Tuesday, June 24, 2014

Interview with K.F. Jones Day 1

Welcome to Novel PASTimes K.F. Jones. Tell us a little about yourself.

I’m an Amazon Breakthrough Novel Award semifinalist and former history teacher. I taught students with learning disabilities the thrill of discovery through history. I was diagnosed with dyslexia at 11. It’s a wonder I can read, much less write a novel. I was born in Louisiana but I live in North Carolina.
I’m a certified diver and boat captain. I have sailed and been diving in the same waters of the Caribbean I write about.

K.F. Jones is giving away a copy of his debut novel, Due Unto: Denmark Vesey's Story. To enter the drawing for the novel, answer the following question:

What was the most lethal disease of the 18th century?
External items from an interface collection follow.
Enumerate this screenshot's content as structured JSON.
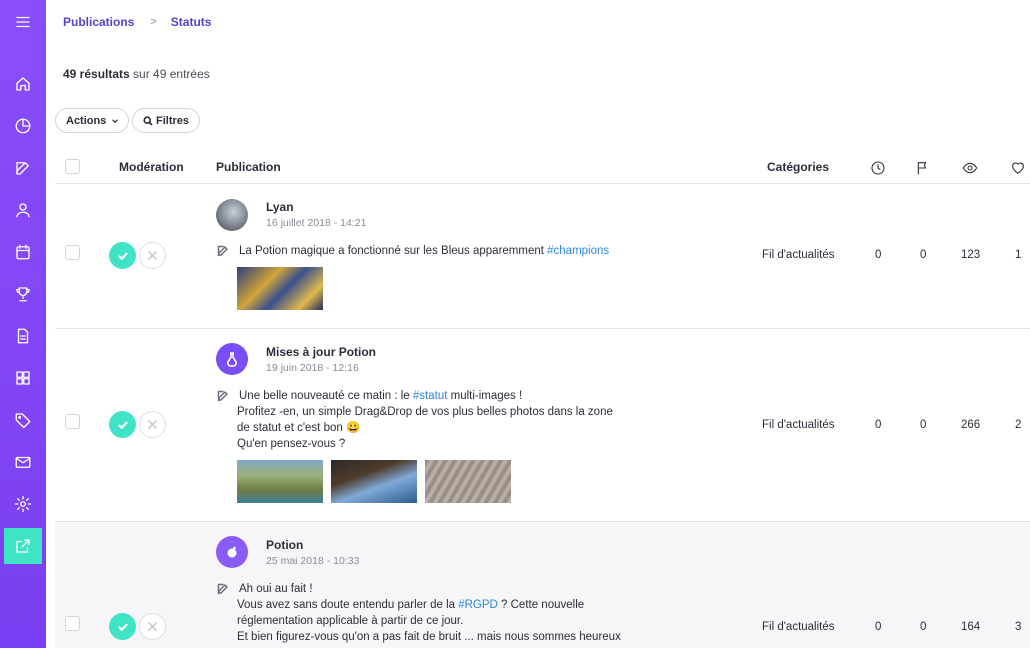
{
  "breadcrumb": {
    "root": "Publications",
    "sep": ">",
    "current": "Statuts"
  },
  "summary": {
    "count": "49 résultats",
    "rest": "sur 49 entrées"
  },
  "toolbar": {
    "actions_label": "Actions",
    "filters_label": "Filtres"
  },
  "table": {
    "headers": {
      "moderation": "Modération",
      "publication": "Publication",
      "categories": "Catégories"
    },
    "header_icons": [
      "clock-icon",
      "flag-icon",
      "eye-icon",
      "heart-icon"
    ]
  },
  "sidebar": {
    "icons": [
      "menu-icon",
      "home-icon",
      "pie-chart-icon",
      "edit-icon",
      "user-icon",
      "calendar-icon",
      "trophy-icon",
      "document-icon",
      "grid-icon",
      "tag-icon",
      "mail-icon",
      "settings-icon",
      "external-link-icon"
    ],
    "active": "external-link-icon"
  },
  "colors": {
    "sidebar": "#7a3ff2",
    "accent": "#3fe3c6",
    "link": "#2f86d9",
    "breadcrumb": "#5a3fc7"
  },
  "rows": [
    {
      "author": "Lyan",
      "date": "16 juillet 2018 - 14:21",
      "lines": [
        {
          "pre": "La Potion magique a fonctionné sur les Bleus apparemment ",
          "tag": "#champions",
          "post": ""
        }
      ],
      "category": "Fil d'actualités",
      "clock": "0",
      "flag": "0",
      "views": "123",
      "likes": "1"
    },
    {
      "author": "Mises à jour Potion",
      "date": "19 juin 2018 - 12:16",
      "lines": [
        {
          "pre": "Une belle nouveauté ce matin : le ",
          "tag": "#statut",
          "post": " multi-images !"
        },
        {
          "pre": "Profitez -en, un simple Drag&Drop de vos plus belles photos dans la zone",
          "tag": "",
          "post": ""
        },
        {
          "pre": "de statut et c'est bon 😀",
          "tag": "",
          "post": ""
        },
        {
          "pre": "Qu'en pensez-vous ?",
          "tag": "",
          "post": ""
        }
      ],
      "category": "Fil d'actualités",
      "clock": "0",
      "flag": "0",
      "views": "266",
      "likes": "2"
    },
    {
      "author": "Potion",
      "date": "25 mai 2018 - 10:33",
      "lines": [
        {
          "pre": "Ah oui au fait !",
          "tag": "",
          "post": ""
        },
        {
          "pre": "Vous avez sans doute entendu parler de la ",
          "tag": "#RGPD",
          "post": " ? Cette nouvelle"
        },
        {
          "pre": "réglementation applicable à partir de ce jour.",
          "tag": "",
          "post": ""
        },
        {
          "pre": "Et bien figurez-vous qu'on a pas fait de bruit ... mais nous sommes heureux",
          "tag": "",
          "post": ""
        }
      ],
      "category": "Fil d'actualités",
      "clock": "0",
      "flag": "0",
      "views": "164",
      "likes": "3"
    }
  ]
}
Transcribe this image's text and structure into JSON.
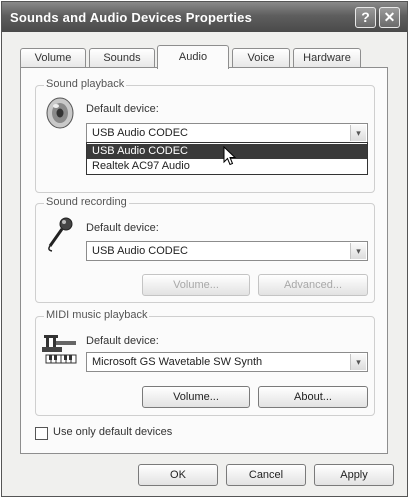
{
  "window": {
    "title": "Sounds and Audio Devices Properties"
  },
  "titlebar": {
    "help_label": "?",
    "close_label": "✕"
  },
  "tabs": [
    {
      "label": "Volume"
    },
    {
      "label": "Sounds"
    },
    {
      "label": "Audio",
      "active": true
    },
    {
      "label": "Voice"
    },
    {
      "label": "Hardware"
    }
  ],
  "playback": {
    "group_label": "Sound playback",
    "device_label": "Default device:",
    "selected": "USB Audio CODEC",
    "options": [
      "USB Audio CODEC",
      "Realtek AC97 Audio"
    ]
  },
  "recording": {
    "group_label": "Sound recording",
    "device_label": "Default device:",
    "selected": "USB Audio CODEC",
    "volume_label": "Volume...",
    "advanced_label": "Advanced..."
  },
  "midi": {
    "group_label": "MIDI music playback",
    "device_label": "Default device:",
    "selected": "Microsoft GS Wavetable SW Synth",
    "volume_label": "Volume...",
    "about_label": "About..."
  },
  "default_only": {
    "label": "Use only default devices",
    "checked": false
  },
  "footer": {
    "ok_label": "OK",
    "cancel_label": "Cancel",
    "apply_label": "Apply"
  },
  "icons": {
    "speaker": "speaker-icon",
    "microphone": "microphone-icon",
    "midi": "midi-keyboard-icon",
    "arrow": "▾",
    "cursor": "mouse-pointer-icon"
  }
}
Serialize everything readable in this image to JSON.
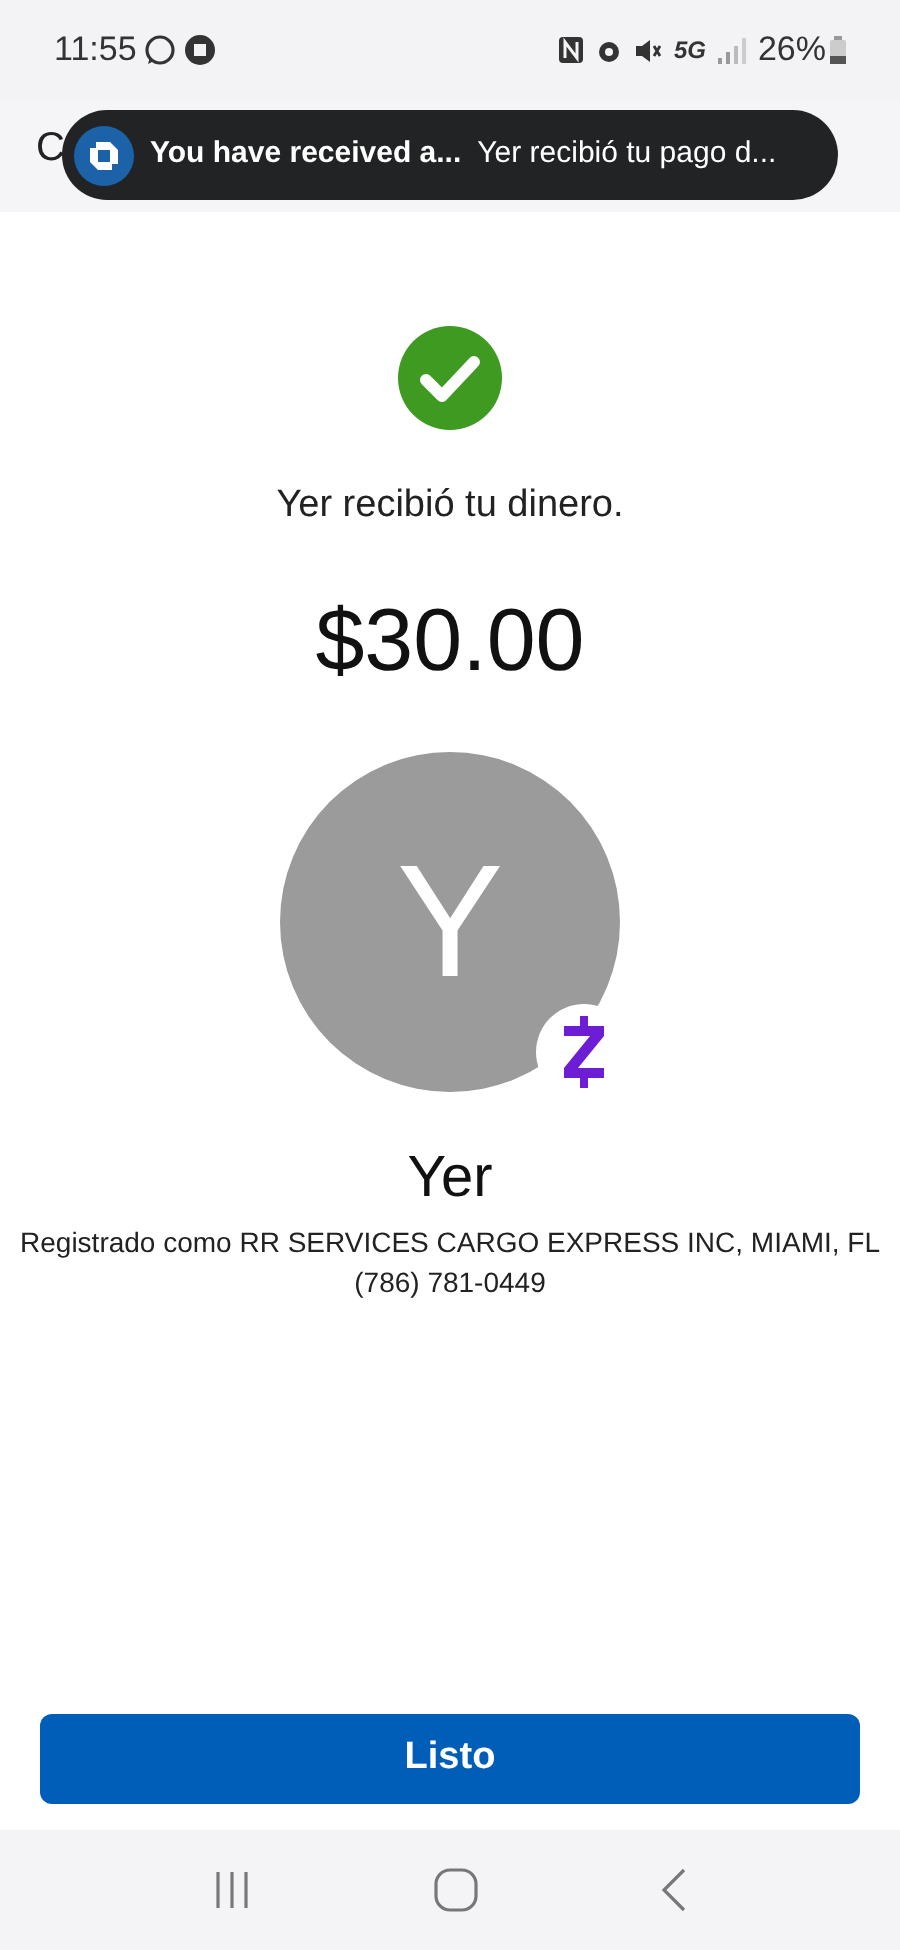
{
  "status_bar": {
    "time": "11:55",
    "network": "5G",
    "battery": "26%"
  },
  "header": {
    "title": "C"
  },
  "notification": {
    "title": "You have received a...",
    "body": "Yer recibió tu pago d..."
  },
  "message": "Yer recibió tu dinero.",
  "amount": "$30.00",
  "avatar": {
    "initial": "Y"
  },
  "recipient": {
    "name": "Yer",
    "registered": "Registrado como RR SERVICES CARGO EXPRESS INC, MIAMI, FL",
    "phone": "(786) 781-0449"
  },
  "done_button": "Listo"
}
Tell us a little about what you write.
I write about questions that puzzle me. For example, in Due Unto, why did Denmark Vesey risk everything for people he didn’t know?  In my new book, One Drop, how did prejudice begin and why does it persist? In my third book, Chicken Scratch, I explore why learning disabilities are both bad and good, as well as the role technology plays in a dyslexic’s compensation for his/her disability and society’s dependence on the same technologies for both good and evil.
Are you a full-time writer or do you hold a day job? What is the biggest challenge/obstacle you face in protecting your writing time?
With a 2014 debut, I came late to the writing game. It’s too early to tell if I will ever be a full-time writer. Though judging by statistics it seems unlikely, let’s just say the jury is still out. Though I would prefer to pursue fiction full-time, your readers, among others, will decide that. Either way, I will continue to write. I will complete the stories I have in mind now, and hopefully, many more.
For now, as for many years, I am a writer (business and technical) and a teacher (a corporate software trainer).
The biggest obstacle to my fictional world, fiction writing, is the time I have to spend away from it, earning a living in the corporate world. I carve out blocks of time as often as possible.
What historical time periods interest you the most and how have you immersed yourself in a particular time period?
This is a great question. In truth, my interests are all over the map. If forced to choose a time period I can only narrow it down to anything post-medieval. Part of the reason for that answer has to do with the second part of your question: immersion. American history is more accessible to an American and therefore lends itself well to immersion. In addition to reading non-fiction about and fiction of a particular time period, I like to travel to the locales I am writing about.
Introduce us briefly to the main characters in your debut book.
Denmark Vesey is an African brought to the Americas as a young slave. Though he is fortunate to become the property of a (largely) benevolent French widow, Madam Chevalier, who educates and cares for him, he is forced to endure separation from his family and true love, Koi, during his isolation on Madam’s (uncharted) atoll.
Denmark’s mother, Abra, and his sister, Sade, are enslaved on a neighboring island to Madam’s. Abra and Sade are subjected to a life that is the norm among the Caribbean sugar plantation culture. Selena, a Jamaican with shaman status, becomes their protector against, Moses, the slave driver. But, Selena cannot protect Abra from Master Thomas, the plantation owner and fiancĂ© of Madam Chevalier’s daughter.
Adam Wolff, a Jewish businessman, a smuggler with West Indian roots but an international reach during the American Revolution, is Koi’s owner. Not unlike Madam Chevalier, his attitude toward slavery is more progressive than his contemporaries. But his primary motivation is profit.
Captain Joseph Vesey is a slaver who acquires Denmark and takes him to Charleston, S.C. Captain Vesey, amid his slaving career, was a privateer during the American Revolution. He later trades on his social contacts and marriages to money to climb the social ladder.
In the absence of many trustworthy men in Denmark’s life he is dependent on the worldview of women: Koi, Madam Chevalier, Millie (Madam’s servant), and others.
What are you working on now?

I am working on the re-write of One Drop and fleshing out Chicken Scratch.
Find out more about K.F. Jones' books online:
Website: www.kfjones.com

Remember, K.F. Jones is giving away a copy of his debut novel, Due Unto: Denmark Vesey's Story. To enter the drawing for the novel, answer the following question:

What was the most lethal disease of the 18th century?

1 comment:

traveler said...

The most lethal disease of the 18th century was smallpox. This novel sounds fascinating and captivating. Many thanks. saubleb(at)gmail(dot)com